At the end of the ‘40s Italian Columbia issued a record sung by a mezzo who was totally unknown to me. Her name was Jennie TOUREL and the aria was the  “Rondò finale” from la Cenerentola by Rossini. I bought the record more for the aria (it was the first Italian recording after Supervia’s) but I was struck by the artistry and the grace of this singer. Some months later Jennie Tourel sang in Rome, for a concert at the Teatro Eliseo. I went to listen to her and I was delighted by the charm and the art of this enchanting singer. The arias from “La Perichole” by Offenbach were exceptional and so were all the arias and Lieder she sang. Useless to say I tried to buy all the records I could find in Italy.

mezzo16 <

I know Pia TASSINARI  as “mezzo” only by her recordings, for many years she had been an excellent soprano which I have admired in Manon and Tosca.

I would like to add some lines to the name of Fedora Barbieri. She has sung many, many times at Teatro dell’Opera in Rome, I have listened to her once only. It may appear strange but there are many cases in which I wasn’t able to listen to famous singers. This fact has no influence on the great admiration I have for this singer. I have listened to her through  radio and records. I like very much her duets from Trovatore with Jussi Bjørling. Some years ago she took part in a broadcast in Rai and she was so nice and full of humour that I hoped she could be called again. But, alas, she died a few months after. In the first part of her career she was shining as Amneris, Azucena, Leonora in Favorita, Eboli in Don Carlos. In the second part of her career her voice began to show some faults and she retired to easier roles, (vocally speaking). She was able to give us a splendid Quickly in Falstaff and, at the very end of her career she sang as Lola in Cavalleria Rusticana and later as mamma Lucia, Berta in Il Barbiere di Siviglia, Madelon in Andrea Chenier. As for all the great singers her career lasted more than thirty years.

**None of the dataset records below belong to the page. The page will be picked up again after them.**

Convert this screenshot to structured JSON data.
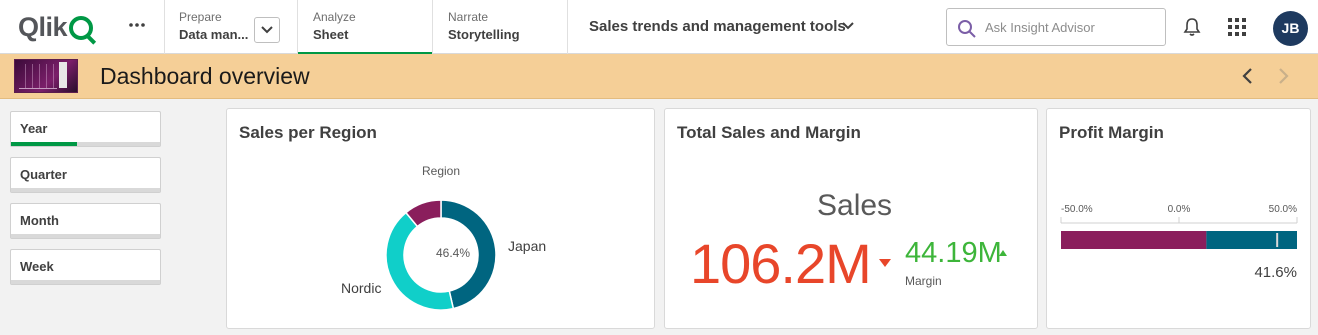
{
  "app": {
    "logo": "Qlik",
    "more_icon": "ellipsis-icon",
    "nav": [
      {
        "small": "Prepare",
        "big": "Data man..."
      },
      {
        "small": "Analyze",
        "big": "Sheet"
      },
      {
        "small": "Narrate",
        "big": "Storytelling"
      }
    ],
    "app_title": "Sales trends and management tools",
    "search_placeholder": "Ask Insight Advisor",
    "user_initials": "JB",
    "accent": "#009845"
  },
  "sheet": {
    "title": "Dashboard overview",
    "header_color": "#f5cf97"
  },
  "filters": [
    "Year",
    "Quarter",
    "Month",
    "Week"
  ],
  "cards": {
    "region": {
      "title": "Sales per Region",
      "legend_title": "Region",
      "center_label": "46.4%",
      "slice_labels": [
        "Japan",
        "Nordic"
      ]
    },
    "kpi": {
      "title": "Total Sales and Margin",
      "main_label": "Sales",
      "main_value": "106.2M",
      "main_color": "#e8462a",
      "second_value": "44.19M",
      "second_label": "Margin",
      "second_color": "#3db53a"
    },
    "profit": {
      "title": "Profit Margin",
      "value_label": "41.6%"
    }
  },
  "chart_data": [
    {
      "type": "pie",
      "title": "Sales per Region",
      "legend_title": "Region",
      "center_label": "46.4%",
      "slices": [
        {
          "label": "Japan",
          "value": 46.4,
          "color": "#006580"
        },
        {
          "label": "Nordic",
          "value": 42.6,
          "color": "#10cfc9"
        },
        {
          "label": "",
          "value": 11.0,
          "color": "#8a1e5c"
        }
      ]
    },
    {
      "type": "bar",
      "title": "Profit Margin",
      "ticks": [
        "-50.0%",
        "0.0%",
        "50.0%"
      ],
      "xlim": [
        -50,
        50
      ],
      "value": 41.6,
      "value_label": "41.6%",
      "segments": [
        {
          "from": -50,
          "to": 11.6,
          "color": "#8a1e5c"
        },
        {
          "from": 11.6,
          "to": 50,
          "color": "#006580"
        }
      ],
      "marker": 41.6
    }
  ]
}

I have limited my remembrances to the ‘40s and the beginning of ‘50s and I have not quoted some singers I could not hear in flesh. Going on to the ‘60s and ‘70s we find  many glorious mezzos and a great  voice, a wonderful mezzo (almost a contralto), Marylin Horne, but an entire book would be necessary to list all of them.  Teresa Berganza was a delicious Rosina, but I listened to her in the ‘60s. I had the pleasure to take part in a radio broadcast with her and Sesto Bruscantini. A delightful woman, simple and modest. At that time she was seriously studying the role of Carmen. We know that her Carmen was excellent.
I can be satisfied of the singers I have heard in the ‘40s and ‘50s, and the name of Ebe Stignani is there, a voice that shines like a star in the lyric firmament. If you want to have an idea of the wonderful voice of Cloe Elmo buy the records she realized till 1949-50. And only the CETRA records (and a few sides she sang for La Voce del Padrone, including a duet with Gigli) can do justice to this great singer. Also Pederzini made a good number of records, but she was a singing actress and to have a complete idea of her value it was necessary to see her on the stage. She sang till the late fifties and, though her voice was gone, she succeeded to emerge in operas such “Les dialogues des Carmelites, la Medium and the Queen of Spades”.   

(1) Matilde Blancun was a Spanish contralto. She probably got the name Sadun through marriage.